▶ PROMPT
Copy each line of the records that includes "icon".

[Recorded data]
───

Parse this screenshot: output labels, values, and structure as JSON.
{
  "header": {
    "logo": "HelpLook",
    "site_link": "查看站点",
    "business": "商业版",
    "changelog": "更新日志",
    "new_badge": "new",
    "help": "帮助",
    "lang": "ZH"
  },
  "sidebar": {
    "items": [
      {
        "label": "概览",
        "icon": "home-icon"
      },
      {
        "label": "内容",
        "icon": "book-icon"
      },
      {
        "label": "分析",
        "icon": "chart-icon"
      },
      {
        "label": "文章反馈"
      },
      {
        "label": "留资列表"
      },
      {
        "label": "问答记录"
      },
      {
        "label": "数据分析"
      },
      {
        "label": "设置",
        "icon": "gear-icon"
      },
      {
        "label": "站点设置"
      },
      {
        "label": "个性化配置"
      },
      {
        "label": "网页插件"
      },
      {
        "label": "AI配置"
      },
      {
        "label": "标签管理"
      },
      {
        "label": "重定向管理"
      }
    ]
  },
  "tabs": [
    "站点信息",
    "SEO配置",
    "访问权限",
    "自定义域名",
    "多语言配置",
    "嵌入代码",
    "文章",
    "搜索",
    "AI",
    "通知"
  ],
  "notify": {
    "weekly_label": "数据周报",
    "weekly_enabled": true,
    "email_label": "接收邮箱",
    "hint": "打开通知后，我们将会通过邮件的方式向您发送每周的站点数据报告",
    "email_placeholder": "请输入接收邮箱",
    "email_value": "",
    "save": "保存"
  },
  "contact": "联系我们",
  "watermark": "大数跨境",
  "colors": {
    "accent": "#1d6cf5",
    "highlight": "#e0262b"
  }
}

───

▶ FINAL ANSWER
        "icon": "home-icon"
        "icon": "book-icon"
        "icon": "chart-icon"
        "icon": "gear-icon"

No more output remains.